Fast movements in such a dangerous position as a deep drop knee are probably more dangerous. Ligaments are ‘viscoelastic’. If they are stretched quickly, they are stiffer. When ligaments are injured at slow speeds, they tend to pull off a chunk of bone (avulse) at their end. When the movement is fast, it’s the body of the ligament itself that tears. So movements where you drop the knee and then move the hand all in one rapid motion are of particular concern.
Another issue pertinent to climbing is the cold. Especially in bouldering, hard ascents are often done in cold conditions with the core body temperature and especially lower limb temperature rather low. Probably dangerously low. In my board I train in just a pair of shorts and my favoured training temperature once warmed up is about -1, with the window wide open to let the highland winter winds in for maximum friction. Ligaments and tendons are stiffer when cold as opposed to being more elastic or compliant when warm. Moreover, joint proprioception (movement and position awareness) is poorer if the joint is cold. Keeping your knees warmer might be a good idea. If you’ve been getting colder for a while, put your shoes back on and run up and down the hill with your duvet jacket for a while. You’ll probably get on better on the boulder too!
Taking all this together, perhaps I injured my MCL because I was cold, I’d just taken a break from rock climbing to do some winter climbing for a month, I was having a good session and may have got a little overconfident. Lastly, it was late in the evening. That is usually my preferred time to train as I’m a night owl. But that particular day I’d done some manual labour moving rocks and mixing cement, followed by a 13 mile run at a good pace, followed by 3 hours of bouldering at my limit. I was probably getting tired and might have been better to stop the session 10 minutes earlier (it was pretty much my last problem before I was going to stop and go to bed).
On the other hand, the tries immediately preceding the injury went without incident. This goes to show that we always tread a fine balance between training hard enough and injury. The right path is only impossible to see without hindsight.
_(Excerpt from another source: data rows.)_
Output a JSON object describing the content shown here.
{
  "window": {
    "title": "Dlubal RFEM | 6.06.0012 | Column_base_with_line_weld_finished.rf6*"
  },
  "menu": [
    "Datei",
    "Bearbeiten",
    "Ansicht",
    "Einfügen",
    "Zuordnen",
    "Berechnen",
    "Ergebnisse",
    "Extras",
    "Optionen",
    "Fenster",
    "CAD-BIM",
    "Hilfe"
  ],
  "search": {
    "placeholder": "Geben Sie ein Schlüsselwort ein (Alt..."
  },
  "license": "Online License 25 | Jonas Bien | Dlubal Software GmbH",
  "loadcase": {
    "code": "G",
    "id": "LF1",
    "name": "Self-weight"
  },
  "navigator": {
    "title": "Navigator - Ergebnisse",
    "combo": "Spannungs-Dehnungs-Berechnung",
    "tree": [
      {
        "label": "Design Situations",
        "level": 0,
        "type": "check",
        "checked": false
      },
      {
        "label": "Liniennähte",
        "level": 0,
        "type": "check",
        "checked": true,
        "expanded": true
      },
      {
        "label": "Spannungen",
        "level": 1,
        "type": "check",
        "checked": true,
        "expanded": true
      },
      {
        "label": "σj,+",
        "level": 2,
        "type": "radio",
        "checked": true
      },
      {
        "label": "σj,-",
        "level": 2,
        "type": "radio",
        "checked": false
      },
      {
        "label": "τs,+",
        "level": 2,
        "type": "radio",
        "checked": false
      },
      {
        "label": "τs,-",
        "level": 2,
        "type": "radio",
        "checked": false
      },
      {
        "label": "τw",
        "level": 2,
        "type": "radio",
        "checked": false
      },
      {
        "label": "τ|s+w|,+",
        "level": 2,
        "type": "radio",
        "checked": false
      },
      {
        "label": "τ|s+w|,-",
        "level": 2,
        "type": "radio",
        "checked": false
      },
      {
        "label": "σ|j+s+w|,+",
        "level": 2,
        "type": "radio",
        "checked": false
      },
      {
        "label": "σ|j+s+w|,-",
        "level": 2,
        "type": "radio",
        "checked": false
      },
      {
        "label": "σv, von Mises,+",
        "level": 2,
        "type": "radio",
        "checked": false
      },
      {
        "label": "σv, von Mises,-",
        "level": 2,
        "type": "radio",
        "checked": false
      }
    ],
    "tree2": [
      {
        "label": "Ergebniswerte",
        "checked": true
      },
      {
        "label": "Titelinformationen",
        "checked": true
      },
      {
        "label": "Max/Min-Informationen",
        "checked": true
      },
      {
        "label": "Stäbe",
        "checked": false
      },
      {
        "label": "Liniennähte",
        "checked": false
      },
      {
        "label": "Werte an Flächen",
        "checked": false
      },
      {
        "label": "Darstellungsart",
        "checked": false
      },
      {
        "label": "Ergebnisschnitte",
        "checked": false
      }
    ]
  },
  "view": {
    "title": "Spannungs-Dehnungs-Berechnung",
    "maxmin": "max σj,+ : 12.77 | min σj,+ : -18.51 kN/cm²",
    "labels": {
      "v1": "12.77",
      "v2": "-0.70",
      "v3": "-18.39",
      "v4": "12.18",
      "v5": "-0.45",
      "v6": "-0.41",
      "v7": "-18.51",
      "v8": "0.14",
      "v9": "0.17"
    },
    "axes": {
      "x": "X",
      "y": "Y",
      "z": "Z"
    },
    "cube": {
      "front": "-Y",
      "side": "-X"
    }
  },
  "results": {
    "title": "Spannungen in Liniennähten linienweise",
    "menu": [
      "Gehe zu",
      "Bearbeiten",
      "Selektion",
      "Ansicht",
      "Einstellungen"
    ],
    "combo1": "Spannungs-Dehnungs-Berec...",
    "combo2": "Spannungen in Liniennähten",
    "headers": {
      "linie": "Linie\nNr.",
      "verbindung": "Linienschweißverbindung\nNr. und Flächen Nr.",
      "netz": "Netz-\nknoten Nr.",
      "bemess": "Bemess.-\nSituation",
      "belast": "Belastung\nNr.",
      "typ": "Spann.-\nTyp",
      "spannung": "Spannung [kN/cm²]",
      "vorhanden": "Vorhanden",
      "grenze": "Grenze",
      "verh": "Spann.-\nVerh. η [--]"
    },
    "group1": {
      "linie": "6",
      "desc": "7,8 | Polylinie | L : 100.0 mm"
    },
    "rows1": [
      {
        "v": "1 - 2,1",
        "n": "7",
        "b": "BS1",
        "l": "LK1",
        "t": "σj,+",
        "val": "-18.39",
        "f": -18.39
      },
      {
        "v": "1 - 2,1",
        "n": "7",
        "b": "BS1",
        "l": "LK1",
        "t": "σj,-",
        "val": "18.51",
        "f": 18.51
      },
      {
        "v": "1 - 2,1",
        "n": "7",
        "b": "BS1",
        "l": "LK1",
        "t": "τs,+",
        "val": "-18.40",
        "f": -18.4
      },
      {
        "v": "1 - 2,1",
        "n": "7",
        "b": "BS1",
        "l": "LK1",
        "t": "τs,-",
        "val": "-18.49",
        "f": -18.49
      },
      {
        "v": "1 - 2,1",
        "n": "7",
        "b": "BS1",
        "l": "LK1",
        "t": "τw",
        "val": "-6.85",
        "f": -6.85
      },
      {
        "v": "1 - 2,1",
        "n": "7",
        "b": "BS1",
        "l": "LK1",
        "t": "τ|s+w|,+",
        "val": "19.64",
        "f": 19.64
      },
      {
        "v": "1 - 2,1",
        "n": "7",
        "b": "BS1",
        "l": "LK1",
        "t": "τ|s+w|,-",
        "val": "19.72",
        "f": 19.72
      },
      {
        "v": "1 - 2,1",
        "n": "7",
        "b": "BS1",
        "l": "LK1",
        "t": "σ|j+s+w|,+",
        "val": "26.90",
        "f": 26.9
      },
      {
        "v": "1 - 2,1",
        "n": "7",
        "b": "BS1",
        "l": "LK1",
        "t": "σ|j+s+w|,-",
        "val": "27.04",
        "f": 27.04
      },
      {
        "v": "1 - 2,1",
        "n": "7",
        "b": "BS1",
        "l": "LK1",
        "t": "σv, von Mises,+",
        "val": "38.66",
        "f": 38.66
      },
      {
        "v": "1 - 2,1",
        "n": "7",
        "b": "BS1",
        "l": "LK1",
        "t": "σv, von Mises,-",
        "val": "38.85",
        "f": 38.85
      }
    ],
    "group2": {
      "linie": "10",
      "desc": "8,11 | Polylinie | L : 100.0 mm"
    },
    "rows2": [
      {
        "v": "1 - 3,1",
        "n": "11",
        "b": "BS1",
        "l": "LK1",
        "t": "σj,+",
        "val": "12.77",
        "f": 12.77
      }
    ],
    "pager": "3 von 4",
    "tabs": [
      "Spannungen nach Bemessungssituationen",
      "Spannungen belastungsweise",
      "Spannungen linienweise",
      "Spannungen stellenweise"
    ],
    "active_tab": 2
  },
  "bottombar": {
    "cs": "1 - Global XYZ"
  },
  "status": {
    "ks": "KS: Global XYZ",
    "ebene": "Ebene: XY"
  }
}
I got away lightly, I had a partial tear of the MCL and a partial tear of the semimebranosus tendon (hamstrings) which I’ve already largely recovered from in just one month. A bigger concern in drop knees is that they often tear the knee menisci and or the ACL ligament with much more serious complications for the long term recovery and health of the knee. That little nightmare is too long for a blog post, but I’ve just finished writing about them for my injuries book Rock ‘til you drop. There will also be a little more on drop knee injuries in the book, since the MCL isn’t the only ligament hereabouts which can be injured by this move and some of the other ligaments are not so straightforward to rehabilitate.
In summary: Do drop knees, they are a killer climbing technique. But be careful. Concentrate, keep warm and do them year round to keep your knees strong.